A legislation professor during the University of Utah therefore the financial solutions manager during the customer Federation of America, and David McNeill, an appropriate information consultant and CEO of Docket Reminder across Utah, high-interest lenders filed 66% of most small claims situations heard between September 2017 and September 2018, in accordance with an analysis that is new of documents conducted by a group led by Christopher Peterson.
Businesses can sue for about $11,000 in UtahвЂ™s tiny claims courts, which can be stripped of certain formalities: there are seldom solicitors, judges are definitely not lawfully trained along with directions of evidence donвЂ™t apply.
Financial institutions file multitude of circumstances for a basis that is yearly. Whenever defendants donвЂ™t show up вЂ” in addition they generally donвЂ™t вЂ” the mortgage providers winnings by standard. Whenever a judgment is entered, businesses can garnish borrowersвЂ™ paychecks and seize their property. If borrowers aren’t able to visit a hearing that is supplemental react to questions regarding their profits and assets, organizations can ask the court to issue a workbench warrant in terms of their arrest.
Darrell Reese, a Vietnam veteran, together with his granddaughter on the porch. Reese finished up being arrested after he missed a court hearing because, he sa (Kim Raff for ProPublica)
Arrest warrants was indeed released in a projected 3,100 small claims circumstances through the length analyzed by PetersonвЂ™s team. Practically all for the warrants вЂ” 91% вЂ” had been administered online payday NM in circumstances filed by payday, car title or other loan that is high-interest. Exactly just exactly How many people who are jailed is evidently small. Their state will maybe not monitor the details, but ProPublica examined a sampling of court records that are public identified at the very least 17 people who was in fact jailed during the period of 12 months.
Individuals scramble to meet bail to prevent being incarcerated. Other folks, like Avila, Gordon and Albritton, are scheduled into jail and held until they invest. They generally borrow from buddies, home, bail bonds businesses and additionally accept brand new loans which are payday.

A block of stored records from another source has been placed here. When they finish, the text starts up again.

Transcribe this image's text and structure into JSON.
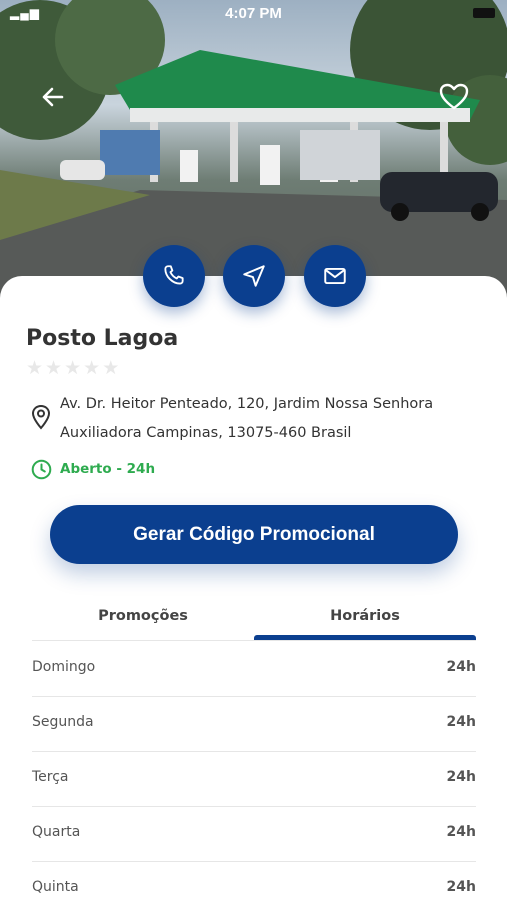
{
  "status_bar": {
    "time": "4:07 PM"
  },
  "station": {
    "name": "Posto Lagoa",
    "rating_stars": 0,
    "address_line1": "Av. Dr. Heitor Penteado, 120, Jardim Nossa Senhora",
    "address_line2": "Auxiliadora Campinas, 13075-460 Brasil",
    "open_status": "Aberto - 24h"
  },
  "actions": {
    "icons": [
      "phone-icon",
      "navigate-icon",
      "mail-icon"
    ]
  },
  "promo_button": {
    "label": "Gerar Código Promocional"
  },
  "tabs": [
    {
      "label": "Promoções",
      "active": false
    },
    {
      "label": "Horários",
      "active": true
    }
  ],
  "hours": [
    {
      "day": "Domingo",
      "time": "24h"
    },
    {
      "day": "Segunda",
      "time": "24h"
    },
    {
      "day": "Terça",
      "time": "24h"
    },
    {
      "day": "Quarta",
      "time": "24h"
    },
    {
      "day": "Quinta",
      "time": "24h"
    }
  ],
  "colors": {
    "primary": "#0b3f8f",
    "open_green": "#2eab4f"
  }
}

вЂњBailвЂќ features a different meaning in Utah than it’ll many other states вЂ” one that tilts the vitality far more on the way to financial institutions and also other creditors. In 2014, state legislators passed legislation that caused that it is simple for creditors to acquire access to bail cash posted in civil circumstances. Right before that, bail money would get back to the defendant. Now, it truly is frequently employed in high-interest financial institutions. Laws changed the stateвЂ™s capability to incarcerate as something that is guarantee that is powerful financial institutions receives a commission.
As Peterson put it, вЂњTheyвЂ™re handcuffing and incarcerating people to get money away towards insanely high interest loans from them thereby applying it. вЂќ
Small claims circumstances are heard as soon as per at City Hall in Southern Ogden, a frontier that is former nestled between Hill Air Force Base as well as the Wasatch Mountains month. For A monday this is certainly sunny early morning July, we wandered past black-and-white portraits of City Council users and paused within the front side of a metal detector away from courtroom on a yard flooring.
вЂњAre you right the following for small claims court? вЂќ a bailiff asked.
вЂњYou can check in along side her, вЂќ he reported, pointing at a makeshift invest a hallway during the courtroom. вЂњYou probably wonвЂ™t need certainly to get in to start out to look at judge. вЂќ
Anyone standing at a high-top post office-style dining dining table a couple of base from the wall surface area decal that browse вЂњWelcome to the south Ogden City KioskвЂќ was not a court official.
She wound up being Valerie Stauffer, 44, a collections being senior with Loans in the inexpensive. Reddish-brown locks tangled up right right back, the stauffer that is bespectacled a large numbers of beige and blue file files, one for every single debtor whoever example finished up being through the docket that point. She then piled them straight into a stack that is foot-high the dining table near to her automobile secrets and phone.